About the Exhibition: For centuries, Virginians have relied on firearms to advance their best and worst impulses—to put food on the table, to protect themselves, to enforce or defy the law, to defend or conquer territory, and to liberate some and enslave others.
- A massive 7-foot, 4-inch English long fowler often referred to as the “Woodson” musket.
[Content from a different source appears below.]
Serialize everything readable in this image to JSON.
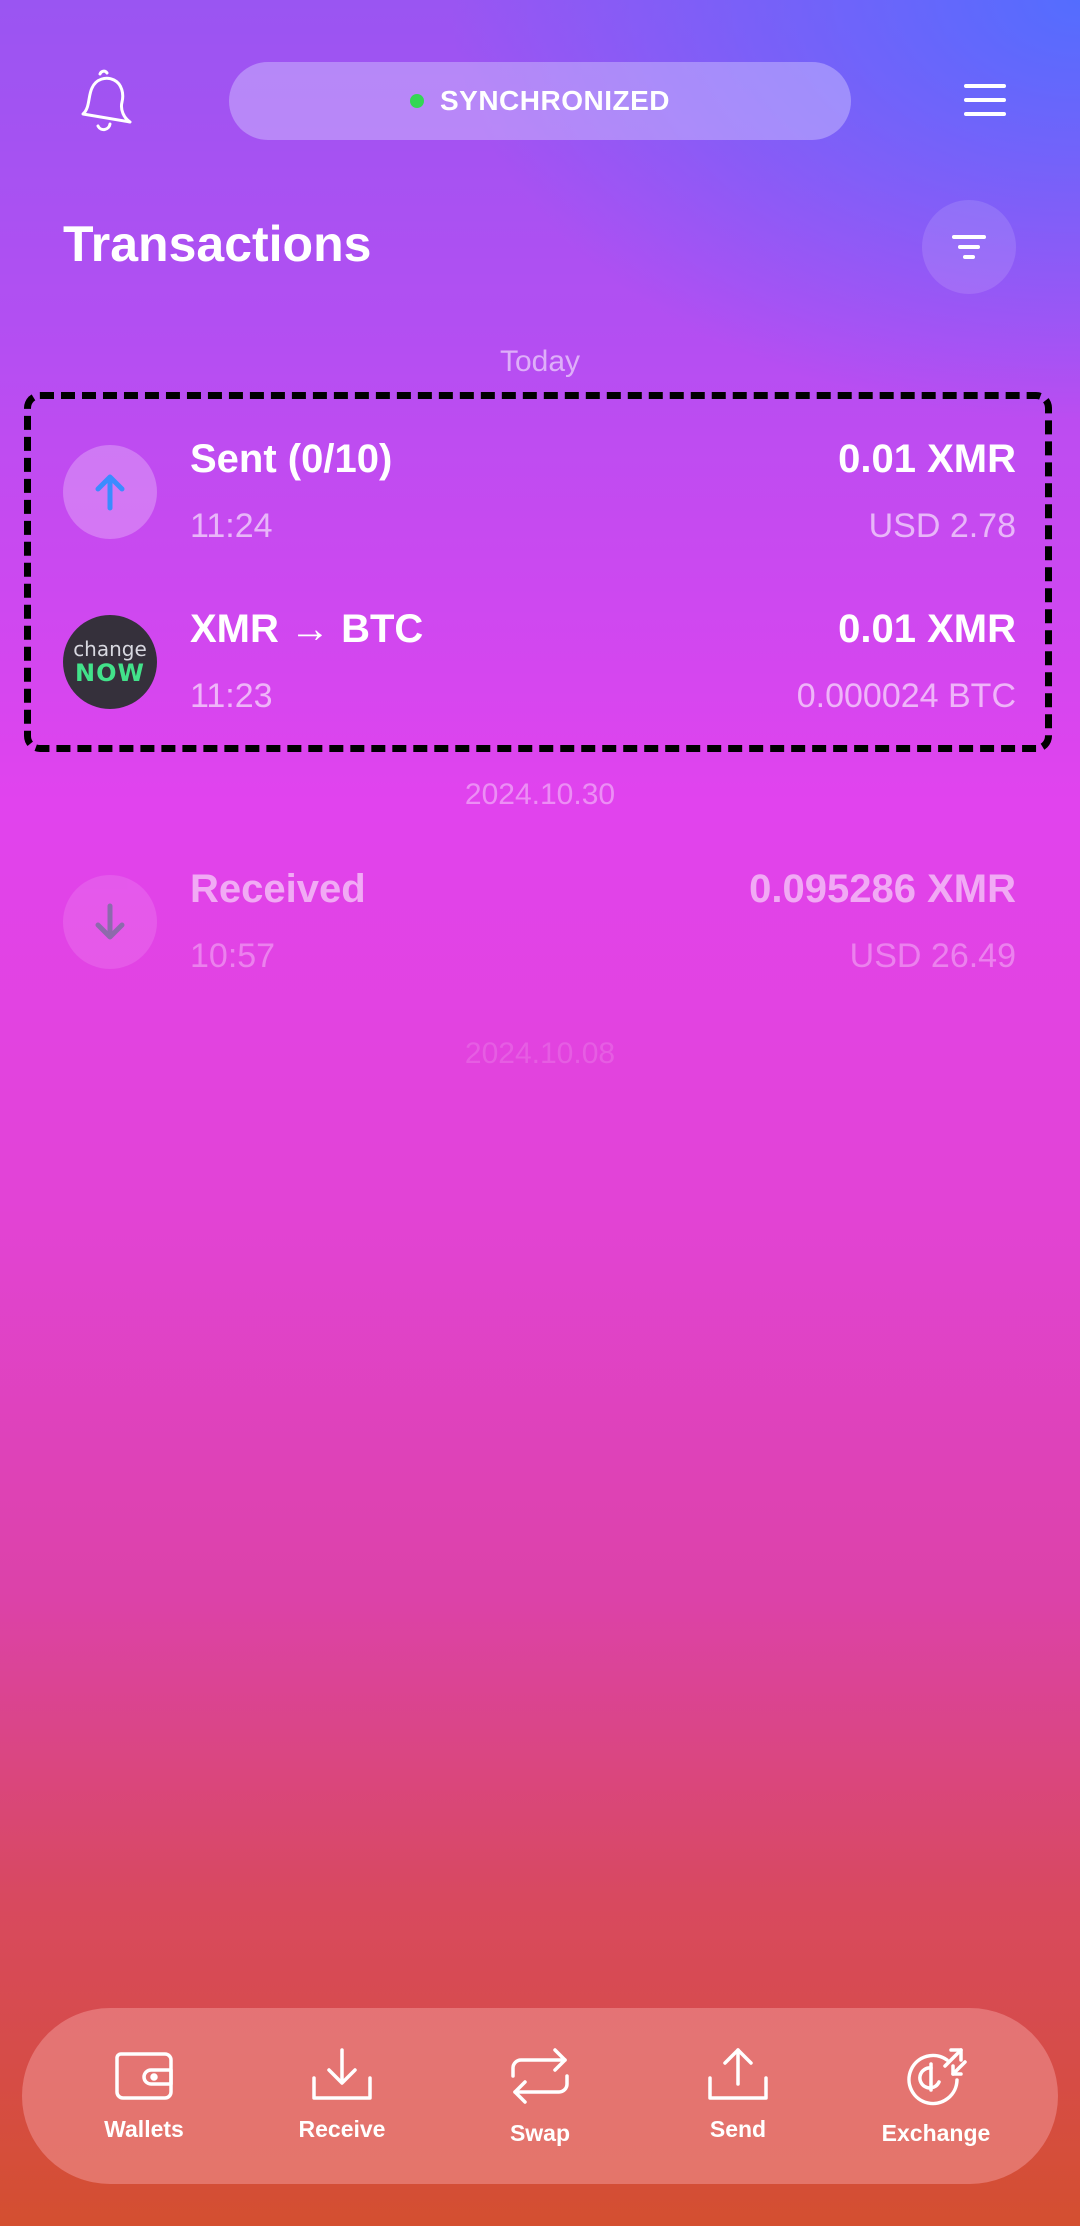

According to family tradition, the oldest part of the musket (dating to the mid-1600s) was used by Lt. Col. Thomas Ligon, who helped Sara Woodson defend her Prince George County home during the Third Anglo-Powhatan War. Many Woodson descendants refer to themselves as “potato hole” or “washtub” Woodsons based on their relationship to Sara Woodson’s sons—John (10 years old) and Robert (12 years old). During the skirmish, John was reportedly hidden under a washtub and Robert in a “potato hole” (cellar). Many well-known figures in U.S. history are related to the Woodson family including Dolly Madison (first lady of the United States) and Jesse Woodson James.
- A Model 1911 pistol (VMHC) belonging to U.S. Army Col. Charles Hancock Reed, who participated in the rescue of Lipizzaner horses of Vienna’s Spanish Riding School during World War II.
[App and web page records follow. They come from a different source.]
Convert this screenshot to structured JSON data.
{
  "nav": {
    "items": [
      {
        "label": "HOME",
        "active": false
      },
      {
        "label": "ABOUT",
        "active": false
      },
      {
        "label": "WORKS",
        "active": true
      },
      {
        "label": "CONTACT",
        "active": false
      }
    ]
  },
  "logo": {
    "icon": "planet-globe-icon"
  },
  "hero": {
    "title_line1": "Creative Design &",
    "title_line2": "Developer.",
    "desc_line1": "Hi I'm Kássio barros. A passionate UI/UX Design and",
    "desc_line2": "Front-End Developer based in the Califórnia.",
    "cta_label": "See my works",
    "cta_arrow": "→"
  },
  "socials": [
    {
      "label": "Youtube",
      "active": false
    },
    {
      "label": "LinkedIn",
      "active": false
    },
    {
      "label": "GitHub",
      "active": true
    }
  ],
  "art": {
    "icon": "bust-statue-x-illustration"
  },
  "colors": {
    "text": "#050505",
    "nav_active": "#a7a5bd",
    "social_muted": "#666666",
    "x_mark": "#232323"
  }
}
- Whitworth Rifle with Davidson Telescopic Sight (VMHC) Used during the American Civil War, this firearm is often referred to as the world’s first sniper rifle.
- Examples from the VMHC’s extensive collection of firearms produced by Richmond’s Virginia Manufactory of Arms. Established by the Commonwealth of Virginia, the Manufactory produced firearms and edged weapons to arm the state’s militia from 1802 to 1821. Virginia was the only state after the American Revolution to successfully arm its own with locally manufactured weapons.